This week, Facebook held its annual F8 conference during which the world's largest social network makes key announcements and launches new offerings.

Here are the five biggest developments from this year's event.

Messenger Platform

Private messaging is social's next big ad frontier and talk of Facebook opening its Messenger app to brands has been circling for more than a year.

One of the biggest announcements at the F8 conference was the beta launch of Messenger Platform, which allows third parties to develop bots that interact with Messenger's 900m users. 

According to David Marcus, Facebook's VP of Messaging Products...

Bots can provide anything from automated subscription content like weather and traffic updates, to customized communications like receipts, shipping notifications, and live automated messages all by interacting directly with the people who want to get them.

Facebook has created a number of discovery tools to help users find bots that may be of interest to them, and users will have the ability to block communications that are unwanted.

Facebook says it has established strict review and oversight policies to ensure that brands don't abuse its Messenger Platform.

Facebook Live API

Livestreaming is the subject of a lot of buzz today, and Facebook believes that it's a meaningful trend.

The social network is pushing to be a livestreaming leader, so it's no surprise that Facebook has built a Live API, which it unveiled at F8.

Thanks to the Live API, publishers wanting to broadcast directly to Facebook can work with Facebook's Media Solutions partners, and access advanced capabilities, such as the ability to mix multiple video and audio sources and to combine the Live API with Facebook's Graph API to access live video comments, reactions, and mentions in real-time.

According to Facebook, "You can use this information to reflect viewer engagement in real time and create on-screen graphics that show live poll results, analyze comments, and enable comment moderation."

The Live API will also allow hardware manufacturers to integrate with Facebook Live.

Already, a number of camera manufacturers have taken advantage of this, and drone manufacturer DJI has integrated its GO app with Facebook's Live API so that drone pilots can stream their flights.

Account Kit

Use of social login has grown significantly in recent years and Facebook is aiming to make it even easier for consumers to access third-party apps with Account Kit, a new tool that allows individuals to sign in with just a phone number or email address, even if they don't have a Facebook account.

Account Kit gives app owners the ability to customize UI and access analytics.

Facebook also offers a backup notification option for users of its social network, which it says can help conversions...
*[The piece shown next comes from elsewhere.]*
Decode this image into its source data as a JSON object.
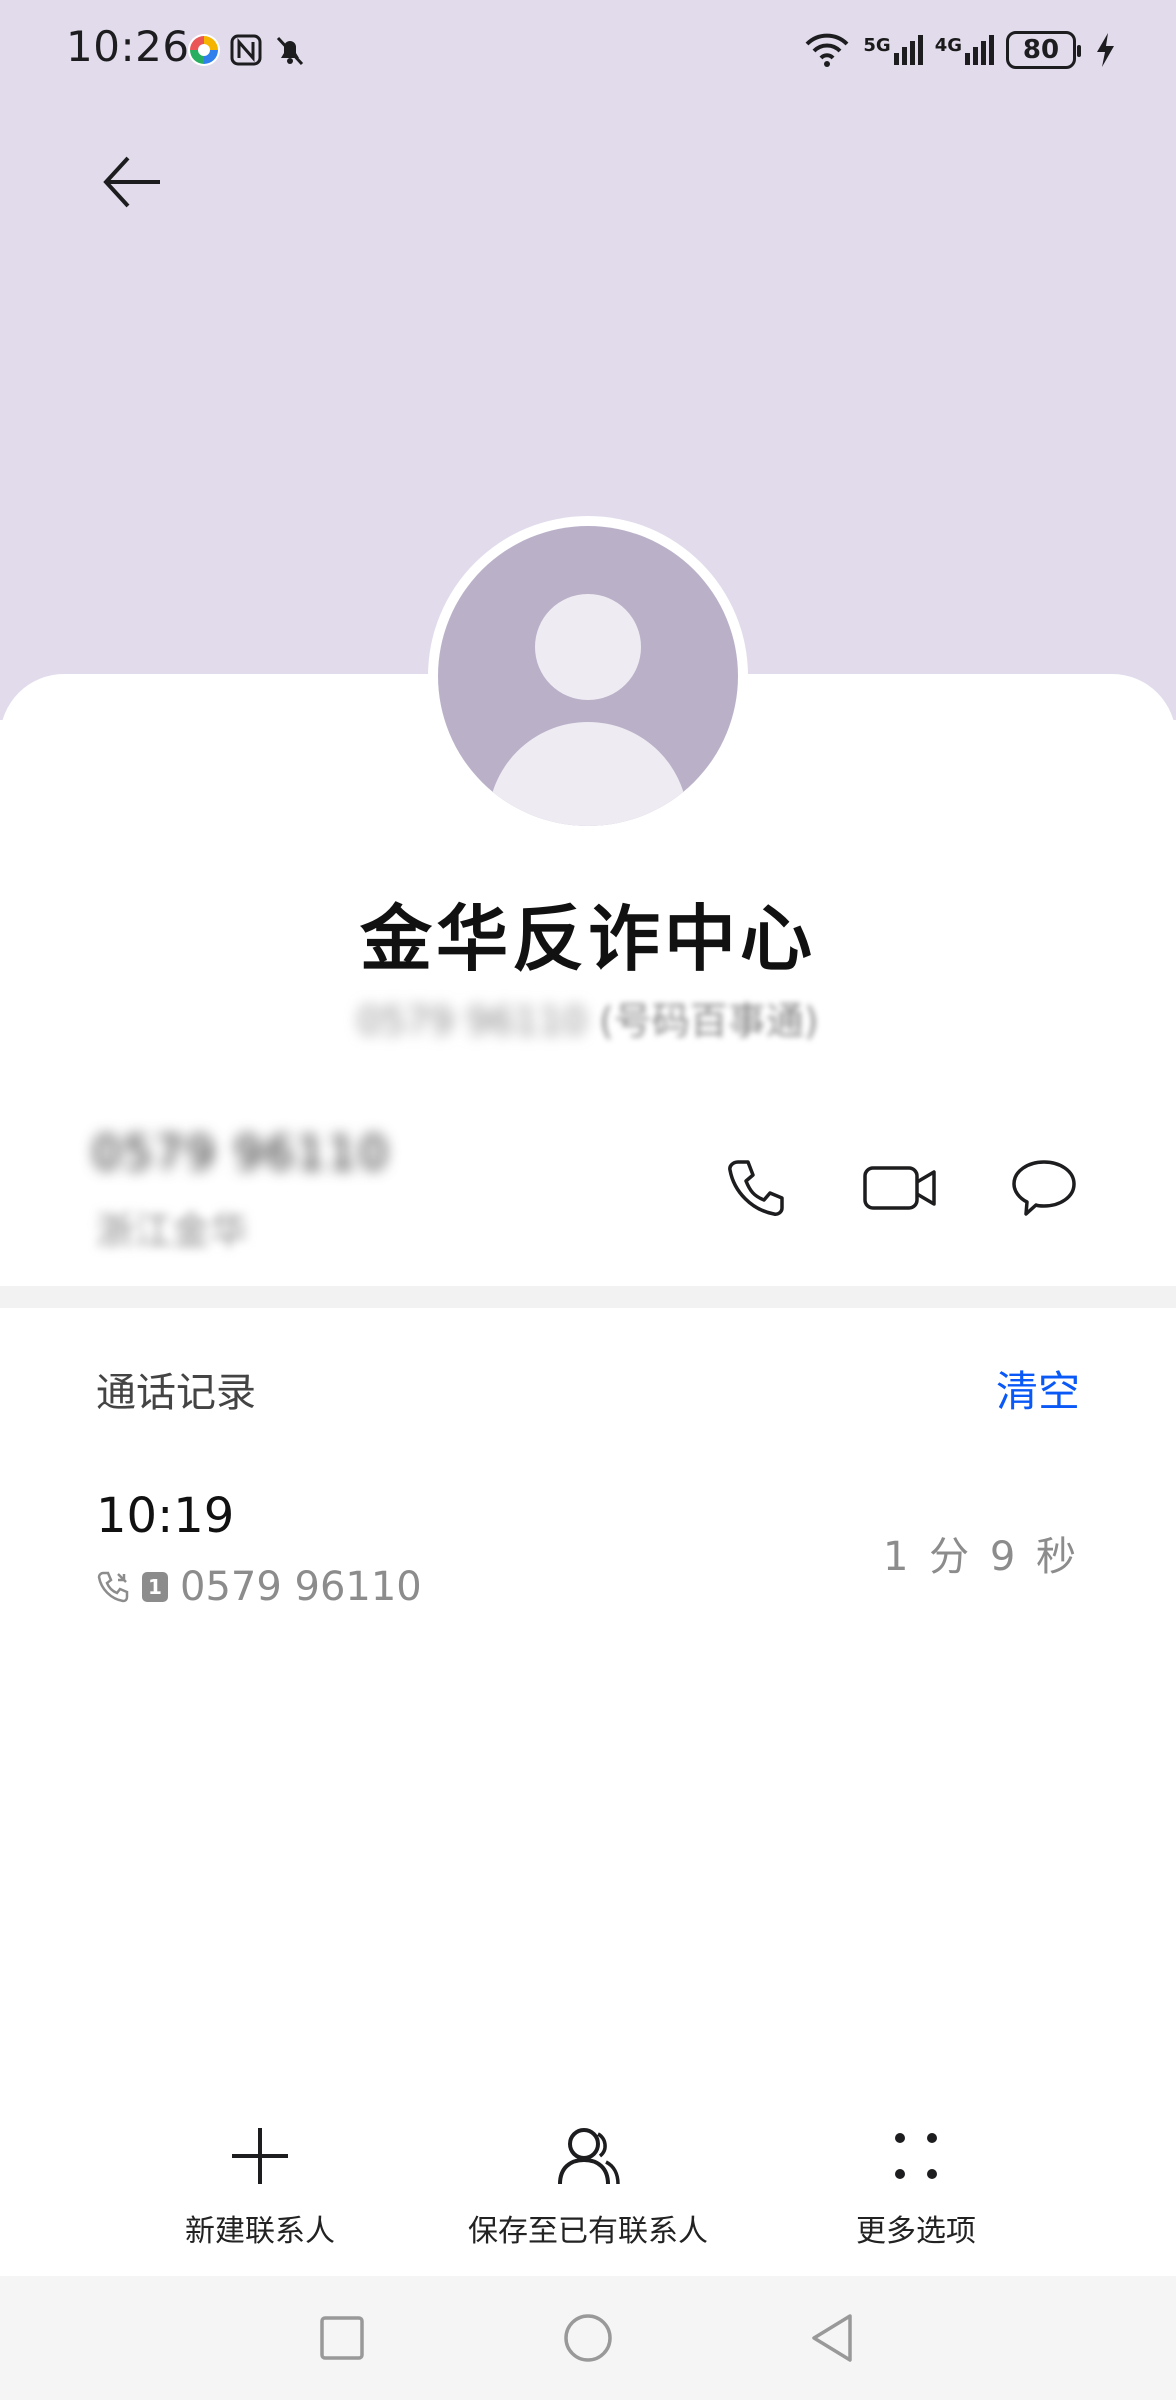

If a person chooses to sign into your app using their phone number, but doesn't receive an SMS, but does have a Facebook account, they can choose to receive a Facebook notification to complete the login process.

We built this backup option to help increase your conversion rate by making sure people have more ways to log in if needed.

According to Facebook, music streaming app Saavn saw its daily signups grow by 33% within two months of adopting Account Kit. 

New Sharing Tools

Facebook is fighting "context collapse" and to encourage more sharing, the company released a number of new sharing tools at F8.

These include:

  • Quote Sharing, which allows Facebook users to more easily share quotes they like from websites and apps.
  • Hashtag Sharing, which gives users the ability to add a hashtag to content they share from apps.
  • A Save Button that extends Facebook's Save functionality to third-party sites that integrate it.

Additionally, Facebook has released Sharing Insights and an improved Sharing Debugger to help publishers better track sharing activity and manage their sharing integrations.

Rights Manager

Facebook's rise as an online video powerhouse is a double-edged sword for content owners which are increasingly grappling with copyright infringment issues on the world's largest social network.

In an effort to address this, Facebook created Rights Manager, an online tool that gives content owners the ability to upload a reference library of their content, along with associated rules, so that possible violations can be identified and reported more efficiently.

Content owners can apply for access to Rights Manager. Currently, Facebook says it is providing access based on need.

Patricio Robles

Published 15 April, 2016 by Patricio Robles

Patricio Robles is a tech reporter at Econsultancy. Follow him on Twitter.

2616 more posts from this author

You might be interested in

Comments (0)

Comment
No-profile-pic
Save or Cancel
Daily_pulse_signup_wide

Enjoying this article?

Get more just like this, delivered to your inbox.

Keep up to date with the latest analysis, inspiration and learning from the Econsultancy blog with our free Digital Pulse newsletter. You will receive a hand-picked digest of the latest and greatest articles, as well as snippets of new market data, best practice guides and trends research.